Summary: Following the FSF’s paper, criticism of Canonical and Red Hat becomes more commonplace
TECHRIGHTS spent a lot of time covering UEFI because it relates closely to technology rights, or lack thereof. Microsoft essentially gives the finger to Linux users, as one publication put it. The spin from Microsoft boosters [1, 2] sought to portray it as Linux-friendly even though it clearly is the opposite. This led to a blow against the GPLv3-licensed GRUB 2, which Canonical’s reaction in no way a solution but a compromise.
Here is a a good article about what Microsoft has done. It’s from a site about encryption:
A second Linux Distro has joined the Microsoft Secure Booth party. You see Microsoft has come up with what they are calling the UEFI Secure Boot. 61285 Secure boot is somewhat controversial in that once set up it will only allow signed versions of an OS to be installed. This means that if a computer is shipped from an OEM with Windows 8 and UEFI Secure Boot on you could not install a generic version of Linux or indeed any other OS including Windows 7 etc. This would effectively lock someone into using Windows 8 only on these devices.

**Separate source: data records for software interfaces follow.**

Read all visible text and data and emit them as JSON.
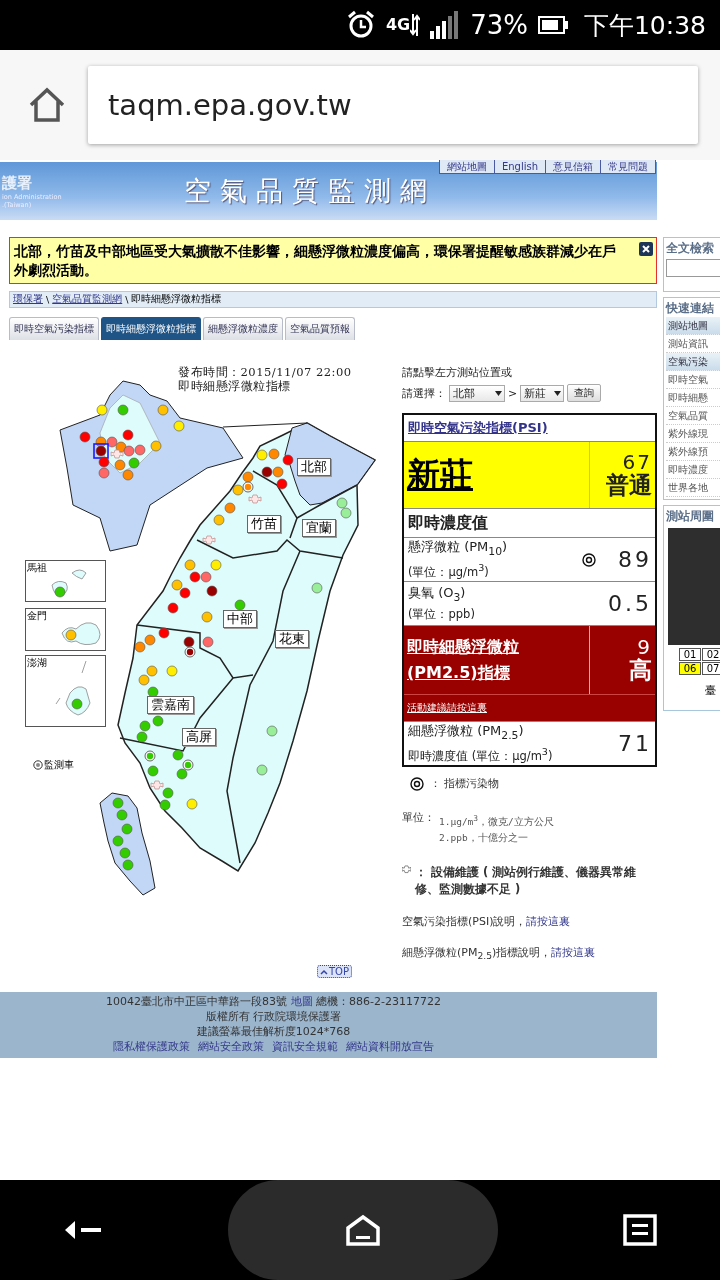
{
  "status_bar": {
    "network": "4G",
    "battery": "73%",
    "time": "下午10:38"
  },
  "browser": {
    "url": "taqm.epa.gov.tw"
  },
  "site_header": {
    "logo_lines": [
      "護署",
      "ion Administration",
      ".(Taiwan)"
    ],
    "title": "空氣品質監測網",
    "top_links": [
      "網站地圖",
      "English",
      "意見信箱",
      "常見問題"
    ]
  },
  "alert": {
    "text": "北部，竹苗及中部地區受大氣擴散不佳影響，細懸浮微粒濃度偏高，環保署提醒敏感族群減少在戶外劇烈活動。"
  },
  "breadcrumb": [
    {
      "label": "環保署",
      "kind": "link"
    },
    {
      "label": "\\",
      "kind": "separator"
    },
    {
      "label": "空氣品質監測網",
      "kind": "link"
    },
    {
      "label": "\\",
      "kind": "separator"
    },
    {
      "label": "即時細懸浮微粒指標",
      "kind": "current"
    }
  ],
  "tabs": [
    {
      "label": "即時空氣污染指標",
      "selected": false
    },
    {
      "label": "即時細懸浮微粒指標",
      "selected": true
    },
    {
      "label": "細懸浮微粒濃度",
      "selected": false
    },
    {
      "label": "空氣品質預報",
      "selected": false
    }
  ],
  "map": {
    "title_lines": [
      "發布時間：2015/11/07 22:00",
      "即時細懸浮微粒指標"
    ],
    "regions": [
      "北部",
      "竹苗",
      "宜蘭",
      "中部",
      "花東",
      "雲嘉南",
      "高屏"
    ],
    "insets": [
      "馬祖",
      "金門",
      "澎湖"
    ],
    "legend": "監測車",
    "stations": [
      {
        "kind": "station",
        "color": "#ffee00",
        "selected": false
      },
      {
        "kind": "station",
        "color": "#33cc00",
        "selected": false
      },
      {
        "kind": "station",
        "color": "#ffc000",
        "selected": false
      },
      {
        "kind": "station",
        "color": "#ffee00",
        "selected": false
      },
      {
        "kind": "station",
        "color": "#ff0000",
        "selected": false
      },
      {
        "kind": "station",
        "color": "#ff8800",
        "selected": false
      },
      {
        "kind": "station",
        "color": "#ff6666",
        "selected": false
      },
      {
        "kind": "station",
        "color": "#ff0000",
        "selected": false
      },
      {
        "kind": "station",
        "color": "#ff8800",
        "selected": false
      },
      {
        "kind": "station",
        "color": "#990000",
        "selected": true
      },
      {
        "kind": "station",
        "color": "#ff6666",
        "selected": false
      },
      {
        "kind": "station",
        "color": "#ff6666",
        "selected": false
      },
      {
        "kind": "station",
        "color": "#ffc000",
        "selected": false
      },
      {
        "kind": "maintenance",
        "selected": false
      },
      {
        "kind": "station",
        "color": "#ff0000",
        "selected": false
      },
      {
        "kind": "station",
        "color": "#ff8800",
        "selected": false
      },
      {
        "kind": "station",
        "color": "#33cc00",
        "selected": false
      },
      {
        "kind": "station",
        "color": "#ff6666",
        "selected": false
      },
      {
        "kind": "station",
        "color": "#ff8800",
        "selected": false
      },
      {
        "kind": "station",
        "color": "#ffee00",
        "selected": false
      },
      {
        "kind": "station",
        "color": "#ff8800",
        "selected": false
      },
      {
        "kind": "station",
        "color": "#ff0000",
        "selected": false
      },
      {
        "kind": "station",
        "color": "#990000",
        "selected": false
      },
      {
        "kind": "station",
        "color": "#ff8800",
        "selected": false
      },
      {
        "kind": "station",
        "color": "#ff0000",
        "selected": false
      },
      {
        "kind": "station",
        "color": "#ff8800",
        "selected": false
      },
      {
        "kind": "mobile",
        "color": "#ff8800",
        "selected": false
      },
      {
        "kind": "station",
        "color": "#ffc000",
        "selected": false
      },
      {
        "kind": "maintenance",
        "selected": false
      },
      {
        "kind": "station",
        "color": "#ff8800",
        "selected": false
      },
      {
        "kind": "station",
        "color": "#ffc000",
        "selected": false
      },
      {
        "kind": "maintenance",
        "selected": false
      },
      {
        "kind": "station",
        "color": "#99ee99",
        "selected": false
      },
      {
        "kind": "station",
        "color": "#99ee99",
        "selected": false
      },
      {
        "kind": "station",
        "color": "#ffc000",
        "selected": false
      },
      {
        "kind": "station",
        "color": "#ffee00",
        "selected": false
      },
      {
        "kind": "station",
        "color": "#ff0000",
        "selected": false
      },
      {
        "kind": "station",
        "color": "#ff6666",
        "selected": false
      },
      {
        "kind": "station",
        "color": "#ffc000",
        "selected": false
      },
      {
        "kind": "station",
        "color": "#990000",
        "selected": false
      },
      {
        "kind": "station",
        "color": "#ff0000",
        "selected": false
      },
      {
        "kind": "station",
        "color": "#33cc00",
        "selected": false
      },
      {
        "kind": "station",
        "color": "#ff0000",
        "selected": false
      },
      {
        "kind": "station",
        "color": "#ffc000",
        "selected": false
      },
      {
        "kind": "station",
        "color": "#99ee99",
        "selected": false
      },
      {
        "kind": "station",
        "color": "#ff0000",
        "selected": false
      },
      {
        "kind": "station",
        "color": "#ff8800",
        "selected": false
      },
      {
        "kind": "station",
        "color": "#ff8800",
        "selected": false
      },
      {
        "kind": "station",
        "color": "#990000",
        "selected": false
      },
      {
        "kind": "mobile",
        "color": "#990000",
        "selected": false
      },
      {
        "kind": "station",
        "color": "#ff6666",
        "selected": false
      },
      {
        "kind": "station",
        "color": "#ffc000",
        "selected": false
      },
      {
        "kind": "station",
        "color": "#ffee00",
        "selected": false
      },
      {
        "kind": "station",
        "color": "#ffc000",
        "selected": false
      },
      {
        "kind": "station",
        "color": "#33cc00",
        "selected": false
      },
      {
        "kind": "station",
        "color": "#33cc00",
        "selected": false
      },
      {
        "kind": "station",
        "color": "#33cc00",
        "selected": false
      },
      {
        "kind": "station",
        "color": "#33cc00",
        "selected": false
      },
      {
        "kind": "station",
        "color": "#99ee99",
        "selected": false
      },
      {
        "kind": "mobile",
        "color": "#33cc00",
        "selected": false
      },
      {
        "kind": "station",
        "color": "#33cc00",
        "selected": false
      },
      {
        "kind": "mobile",
        "color": "#33cc00",
        "selected": false
      },
      {
        "kind": "station",
        "color": "#33cc00",
        "selected": false
      },
      {
        "kind": "station",
        "color": "#33cc00",
        "selected": false
      },
      {
        "kind": "station",
        "color": "#99ee99",
        "selected": false
      },
      {
        "kind": "maintenance",
        "selected": false
      },
      {
        "kind": "station",
        "color": "#33cc00",
        "selected": false
      },
      {
        "kind": "station",
        "color": "#ffee00",
        "selected": false
      },
      {
        "kind": "station",
        "color": "#33cc00",
        "selected": false
      },
      {
        "kind": "station",
        "color": "#33cc00",
        "selected": false
      },
      {
        "kind": "station",
        "color": "#33cc00",
        "selected": false
      },
      {
        "kind": "station",
        "color": "#33cc00",
        "selected": false
      },
      {
        "kind": "station",
        "color": "#33cc00",
        "selected": false
      },
      {
        "kind": "station",
        "color": "#33cc00",
        "selected": false
      },
      {
        "kind": "station",
        "color": "#33cc00",
        "selected": false
      },
      {
        "kind": "station",
        "color": "#33cc00",
        "selected": false
      },
      {
        "kind": "station",
        "color": "#ffc000",
        "selected": false
      },
      {
        "kind": "station",
        "color": "#33cc00",
        "selected": false
      }
    ]
  },
  "selector": {
    "prompt": "請點擊左方測站位置或",
    "label": "請選擇：",
    "region": "北部",
    "arrow": ">",
    "station": "新莊",
    "button": "查詢"
  },
  "readings": {
    "psi_link": "即時空氣污染指標(PSI)",
    "station": "新莊",
    "psi_value": "67",
    "psi_status": "普通",
    "section": "即時濃度值",
    "pollutants": [
      {
        "name": "懸浮微粒 (PM$_{10}$)",
        "unit": "(單位：μg/m$^{3}$)",
        "indicator": true,
        "value": "89"
      },
      {
        "name": "臭氧 (O$_{3}$)",
        "unit": "(單位：ppb)",
        "indicator": false,
        "value": "0.5"
      }
    ],
    "pm25_link": "即時細懸浮微粒(PM2.5)指標",
    "pm25_value": "9",
    "pm25_status": "高",
    "advice_link": "活動建議請按這裏",
    "pm25_name": "細懸浮微粒 (PM$_{2.5}$)",
    "pm25_unit": "即時濃度值 (單位：μg/m$^{3}$)",
    "pm25_reading": "71"
  },
  "notes": {
    "indicator": "： 指標污染物",
    "unit_label": "單位：",
    "unit_lines": [
      "1.μg/m$^{3}$，微克/立方公尺",
      "2.ppb，十億分之一"
    ],
    "maintenance": "： 設備維護 ( 測站例行維護、儀器異常維修、監測數據不足 )",
    "explanations": [
      {
        "text": "空氣污染指標(PSI)說明，",
        "link": "請按這裏"
      },
      {
        "text": "細懸浮微粒(PM$_{2.5}$)指標說明，",
        "link": "請按這裏"
      }
    ]
  },
  "top_link": "TOP",
  "footer": {
    "address": "10042臺北市中正區中華路一段83號",
    "map_link": "地圖",
    "phone": "總機：886-2-23117722",
    "copyright": "版權所有  行政院環境保護署",
    "resolution": "建議螢幕最佳解析度1024*768",
    "links": [
      "隱私權保護政策",
      "網站安全政策",
      "資訊安全規範",
      "網站資料開放宣告"
    ]
  },
  "sidebar": {
    "search_title": "全文檢索",
    "links_title": "快速連結",
    "links": [
      {
        "label": "測站地圖",
        "kind": "header"
      },
      {
        "label": "測站資訊",
        "kind": "item"
      },
      {
        "label": "空氣污染",
        "kind": "header"
      },
      {
        "label": "即時空氣",
        "kind": "item"
      },
      {
        "label": "即時細懸",
        "kind": "item"
      },
      {
        "label": "空氣品質",
        "kind": "item"
      },
      {
        "label": "紫外線現",
        "kind": "item"
      },
      {
        "label": "紫外線預",
        "kind": "item"
      },
      {
        "label": "即時濃度",
        "kind": "item"
      },
      {
        "label": "世界各地",
        "kind": "item"
      }
    ],
    "camera_title": "測站周圍",
    "camera_pages": [
      {
        "label": "01",
        "selected": false
      },
      {
        "label": "02",
        "selected": false
      },
      {
        "label": "06",
        "selected": true
      },
      {
        "label": "07",
        "selected": false
      }
    ],
    "camera_caption": "臺"
  }
}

This block would include even downgrading your new system to Windows 7.
Now Microsoft is claiming that there might be a way to turn this off for x86 systems (ARM based systems will be locked to Windows RT), but it has prompted both Red Hat and Canonical to find a way to work within the UEFI Secure boot structure just in case. To do this they are getting a digital signature (from Verisign apparently) which will allow them to work with the UEFI Secure boot.
The FSF has already criticised Canonical, as we pointed out before. “Both the Linux Foundation and the Free Software Foundation voiced their own perspectives last fall when the issue first came up, but over the weekend the Free Software Foundation felt the need to speak out again in response to the approaches being taken by these two popular distributions,” notes the article. “In a nutshell, the advocacy group isn’t thrilled with what either distro has proposed, but it prefers the Fedora approach over Canonical’s solution. It also has a number of suggestions of its own.”

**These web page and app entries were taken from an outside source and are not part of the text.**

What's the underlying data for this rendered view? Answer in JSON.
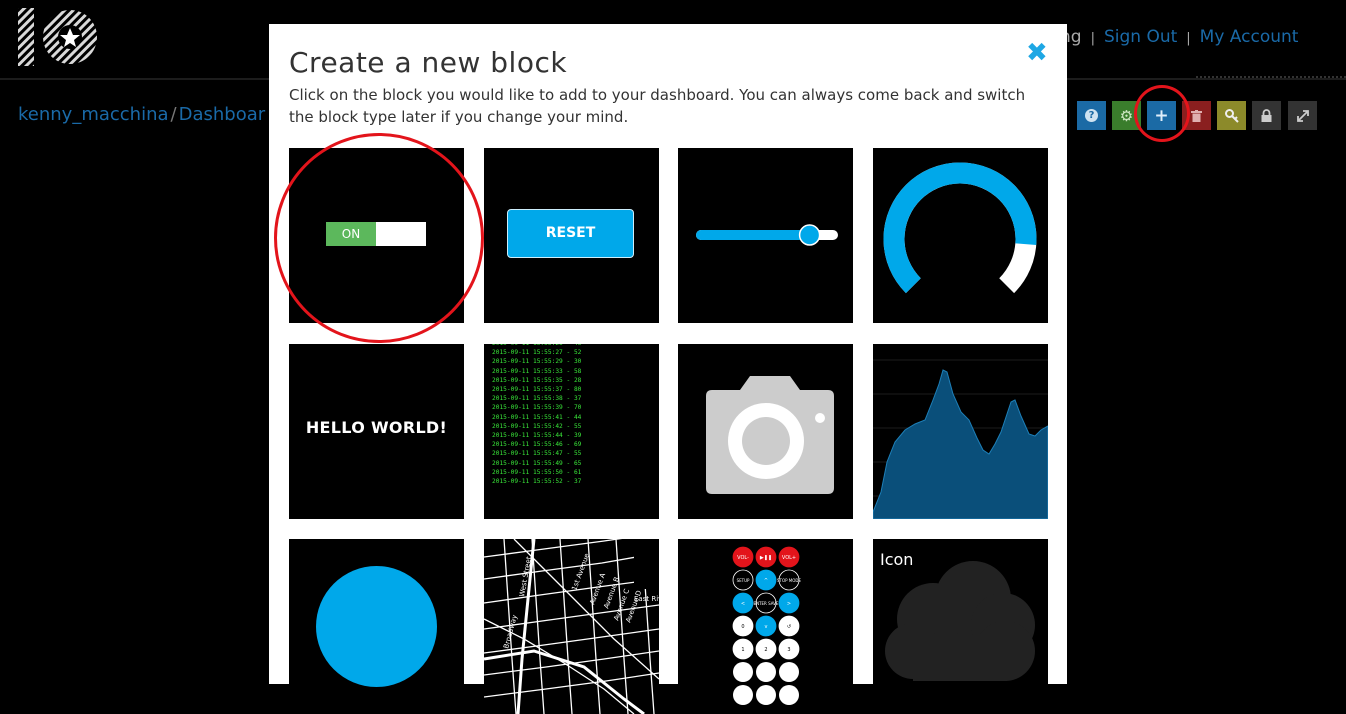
{
  "header": {
    "logo_icon": "io-logo-icon",
    "links": [
      {
        "label": "ng"
      },
      {
        "label": "Sign Out"
      },
      {
        "label": "My Account"
      }
    ]
  },
  "breadcrumb": {
    "user": "kenny_macchina",
    "separator": "/",
    "page": "Dashboar"
  },
  "toolbar": {
    "buttons": [
      {
        "icon": "help-icon",
        "color": "#1b6aa5"
      },
      {
        "icon": "gear-icon",
        "color": "#3a7d2c"
      },
      {
        "icon": "plus-icon",
        "color": "#1b6aa5"
      },
      {
        "icon": "trash-icon",
        "color": "#8a1f1f"
      },
      {
        "icon": "key-icon",
        "color": "#8c8a2a"
      },
      {
        "icon": "lock-icon",
        "color": "#333333"
      },
      {
        "icon": "expand-icon",
        "color": "#333333"
      }
    ]
  },
  "modal": {
    "title": "Create a new block",
    "close_icon": "close-icon",
    "description": "Click on the block you would like to add to your dashboard. You can always come back and switch the block type later if you change your mind.",
    "blocks": {
      "toggle": {
        "on_label": "ON"
      },
      "momentary_button": {
        "label": "RESET"
      },
      "slider": {
        "value": 0.8
      },
      "gauge": {
        "value": 0.85
      },
      "text": {
        "label": "HELLO WORLD!"
      },
      "stream": {
        "lines": [
          "2015-09-11 15:55:26 - 46",
          "2015-09-11 15:55:27 - 52",
          "2015-09-11 15:55:29 - 30",
          "2015-09-11 15:55:33 - 58",
          "2015-09-11 15:55:35 - 28",
          "2015-09-11 15:55:37 - 80",
          "2015-09-11 15:55:38 - 37",
          "2015-09-11 15:55:39 - 70",
          "2015-09-11 15:55:41 - 44",
          "2015-09-11 15:55:42 - 55",
          "2015-09-11 15:55:44 - 39",
          "2015-09-11 15:55:46 - 69",
          "2015-09-11 15:55:47 - 55",
          "2015-09-11 15:55:49 - 65",
          "2015-09-11 15:55:50 - 61",
          "2015-09-11 15:55:52 - 37"
        ]
      },
      "image": {
        "icon": "camera-icon"
      },
      "line_chart": {
        "icon": "area-chart-icon"
      },
      "color": {
        "color": "#00a8ea"
      },
      "map": {
        "streets": [
          "West Street",
          "Broadway",
          "1st Avenue",
          "Avenue A",
          "Avenue B",
          "Avenue C",
          "Avenue D",
          "East Riv"
        ]
      },
      "remote": {
        "keys": [
          [
            "VOL-",
            "▶❚❚",
            "VOL+"
          ],
          [
            "SETUP",
            "^",
            "STOP MODE"
          ],
          [
            "<",
            "ENTER SAVE",
            ">"
          ],
          [
            "0",
            "v",
            "↺"
          ],
          [
            "1",
            "2",
            "3"
          ]
        ]
      },
      "icon": {
        "label": "Icon",
        "icon": "cloud-icon"
      }
    }
  }
}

With regard to Fedora’s approach, Sullivan writes that while it’s a thoughful effort that results in GPL compatibility, trusting Microsoft is not an option: “Encouraging free software distributors and users to trust Microsoft or any other proprietary software company as a precondition to exercising their freedoms is simply not an acceptable solution.”
FSF has a number of suggestions going forward, including helping users to learn how to do what they can do to protect themselves, and it is also working with companies like Lemote, Freedom Included, ZaReason, ThinkPenguin, Los Alamos Computers, Garlach44, and InaTux to make computers available that are preinstalled with fully free GNU/Linux distributions.

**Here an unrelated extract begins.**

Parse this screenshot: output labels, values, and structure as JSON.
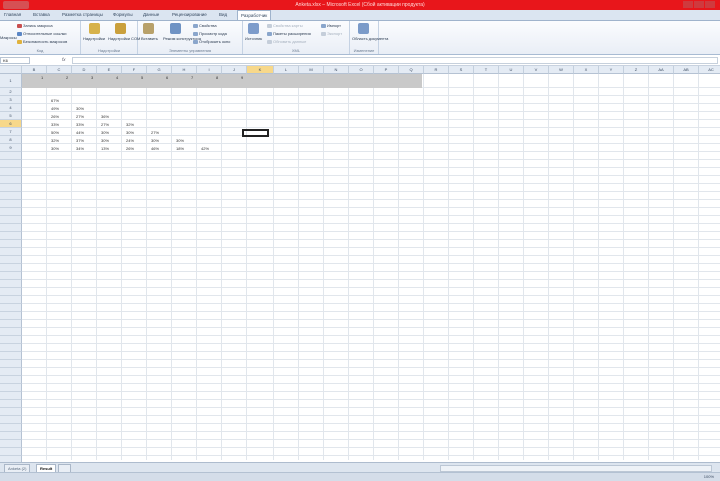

The bottom line is, UEFI is an attack on computing freedom and it’s therefore unsurprising that it is not compatible with GRUB’s licence. The FSF writes the GPL to help defend against the empire of proprietary software companies. Playing nice with those companies is giving up, it’s defeatism. █
“He [Bill Gates] is divisive. He is manipulative. He is a user. He has taken much from me and the industry.”